General consensus on the Australian Apple II users board is that the PSU switch is dead. I’ll have to strip the entire thing and remove the switch. Thankfully one of the board members has also had this problem and has found a replacement switch, so as soon as I confirm which switch mine needs, I’ll be ordering that and hopefully finally getting the Mac in a state where I can continue my explorations.
My plans for it are as follows: Get it back reliably. Install System 7.1 and 7.5 on different partitions. Get the CD-Rom that Greg so kindly gave me working, so I can play with CD software as well.
In the meantime, I got a friend (Hi Shane!) to print me a special bracket and now have the SCSI2SD mounted in the slot for the PDS expansion. This means I have access to the SD card and the USB setup port without having to open the system.
It looks so neat as well!

Looking down on the SE/30, before reassembling it. The SCSI2SD is in a printed bracket in the SE/30 external PDS connector spot.
The view from the back. All access, all the time.

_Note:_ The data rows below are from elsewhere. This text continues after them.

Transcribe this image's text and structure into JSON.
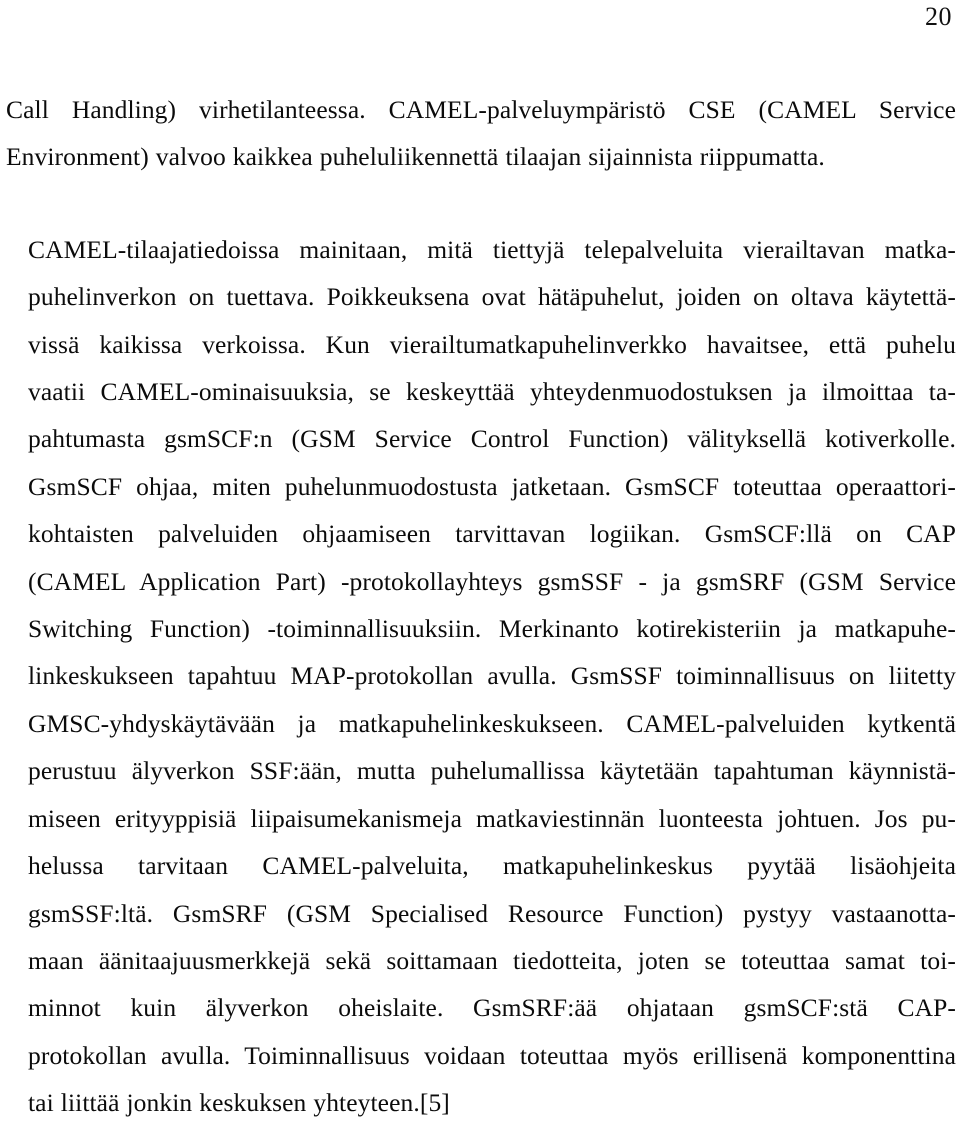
{
  "document": {
    "page_number": "20",
    "language": "fi",
    "paragraphs": [
      {
        "id": "para-1",
        "indented": false,
        "lines": [
          "Call Handling) virhetilanteessa. CAMEL-palveluympäristö CSE (CAMEL Service",
          "Environment) valvoo kaikkea puheluliikennettä tilaajan sijainnista riippumatta."
        ],
        "text": "Call Handling) virhetilanteessa. CAMEL-palveluympäristö CSE (CAMEL Service Environment) valvoo kaikkea puheluliikennettä tilaajan sijainnista riippumatta."
      },
      {
        "id": "para-2",
        "indented": true,
        "lines": [
          "CAMEL-tilaajatiedoissa mainitaan, mitä tiettyjä telepalveluita vierailtavan matka-",
          "puhelinverkon on tuettava. Poikkeuksena ovat hätäpuhelut, joiden on oltava käytettä-",
          "vissä kaikissa verkoissa. Kun vierailtumatkapuhelinverkko havaitsee, että puhelu",
          "vaatii CAMEL-ominaisuuksia, se keskeyttää yhteydenmuodostuksen ja ilmoittaa ta-",
          "pahtumasta gsmSCF:n (GSM Service Control Function) välityksellä kotiverkolle.",
          "GsmSCF ohjaa, miten puhelunmuodostusta jatketaan. GsmSCF toteuttaa operaattori-",
          "kohtaisten palveluiden ohjaamiseen tarvittavan logiikan. GsmSCF:llä on CAP",
          "(CAMEL Application Part) -protokollayhteys gsmSSF - ja gsmSRF (GSM Service",
          "Switching Function) -toiminnallisuuksiin. Merkinanto kotirekisteriin ja matkapuhe-",
          "linkeskukseen tapahtuu MAP-protokollan avulla. GsmSSF toiminnallisuus on liitetty",
          "GMSC-yhdyskäytävään ja matkapuhelinkeskukseen. CAMEL-palveluiden kytkentä",
          "perustuu älyverkon SSF:ään, mutta puhelumallissa käytetään tapahtuman käynnistä-",
          "miseen erityyppisiä liipaisumekanismeja matkaviestinnän luonteesta johtuen. Jos pu-",
          "helussa tarvitaan CAMEL-palveluita, matkapuhelinkeskus pyytää lisäohjeita",
          "gsmSSF:ltä. GsmSRF (GSM Specialised Resource Function) pystyy vastaanotta-",
          "maan äänitaajuusmerkkejä sekä soittamaan tiedotteita, joten se toteuttaa samat toi-",
          "minnot kuin älyverkon oheislaite. GsmSRF:ää ohjataan gsmSCF:stä CAP-",
          "protokollan avulla. Toiminnallisuus voidaan toteuttaa myös erillisenä komponenttina",
          "tai liittää jonkin keskuksen yhteyteen.[5]"
        ],
        "text": "CAMEL-tilaajatiedoissa mainitaan, mitä tiettyjä telepalveluita vierailtavan matkapuhelinverkon on tuettava. Poikkeuksena ovat hätäpuhelut, joiden on oltava käytettävissä kaikissa verkoissa. Kun vierailtumatkapuhelinverkko havaitsee, että puhelu vaatii CAMEL-ominaisuuksia, se keskeyttää yhteydenmuodostuksen ja ilmoittaa tapahtumasta gsmSCF:n (GSM Service Control Function) välityksellä kotiverkolle. GsmSCF ohjaa, miten puhelunmuodostusta jatketaan. GsmSCF toteuttaa operaattorikohtaisten palveluiden ohjaamiseen tarvittavan logiikan. GsmSCF:llä on CAP (CAMEL Application Part) -protokollayhteys gsmSSF - ja gsmSRF (GSM Service Switching Function) -toiminnallisuuksiin. Merkinanto kotirekisteriin ja matkapuhelinkeskukseen tapahtuu MAP-protokollan avulla. GsmSSF toiminnallisuus on liitetty GMSC-yhdyskäytävään ja matkapuhelinkeskukseen. CAMEL-palveluiden kytkentä perustuu älyverkon SSF:ään, mutta puhelumallissa käytetään tapahtuman käynnistämiseen erityyppisiä liipaisumekanismeja matkaviestinnän luonteesta johtuen. Jos puhelussa tarvitaan CAMEL-palveluita, matkapuhelinkeskus pyytää lisäohjeita gsmSSF:ltä. GsmSRF (GSM Specialised Resource Function) pystyy vastaanottamaan äänitaajuusmerkkejä sekä soittamaan tiedotteita, joten se toteuttaa samat toiminnot kuin älyverkon oheislaite. GsmSRF:ää ohjataan gsmSCF:stä CAP-protokollan avulla. Toiminnallisuus voidaan toteuttaa myös erillisenä komponenttina tai liittää jonkin keskuksen yhteyteen.[5]"
      }
    ],
    "citation": "[5]",
    "colors": {
      "page_background": "#ffffff",
      "text": "#0b0b0b"
    }
  }
}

Once I had that off the bench, I was able to get to the Atari STᴇ systems. I fired up the first one (Labelled as “4MB”) and the lights on it lit up immediately. An encouraging sign. After a few (long long) seconds I was looking at the GEM desktop. Huzzah!
I then set up the second one (Labelled as “1MB”) and it also fired up first time.
Inspired by my success, I decided to investigate whether the machines had the RAM that their labels claimed. This turned out to be a bit more difficult than I initially expected as I needed to work out how to get software onto a floppy disk for the Atari ST.
Some reading suggested that I could format a floppy disk in Linux, but I wasn’t having much luck.
As a long shot I simply copied the programme onto a preformatted 720k DOS floppy disk, and stuck it into the system and it worked! This also revealed that both systems have slightly gummy floppy disks so I’ll have to clean and lube them somewhere down the track. They did indeed have the RAM printed on the stickers on the front.
Conveniently, STᴇ systems use 30 pin SIMMs, of which I have lots left over from upgrading the SE/30 to 20MB, so I tried upgrading the 1MB system to 4MB and, yes, it now has 4MB which is nifty IMO.

Long term, I’ll need to get two ACSI2STM drives, a couple of Gotek FDD emulators and possibly a single external FDD cable made up so I can plug in an internal FDD as an external drive. This will take time, if only because those 14 pin connectors are as rare as hen’s teeth. Wonder if I could make a little PCB that would plug in with the pins preconfigured? It wouldn’t be as pretty but the 14 pin plugs are unobtanium.

Published by ilike8bits

I collect old computers and consoles

Leave a Reply

Fill in your details below or click an icon to log in:

WordPress.com Logo

You are commenting using your WordPress.com account. Log Out /  Change )

Google photo

You are commenting using your Google account. Log Out /  Change )

Twitter picture

You are commenting using your Twitter account. Log Out /  Change )

Facebook photo

You are commenting using your Facebook account. Log Out /  Change )

Connecting to %s

%d bloggers like this: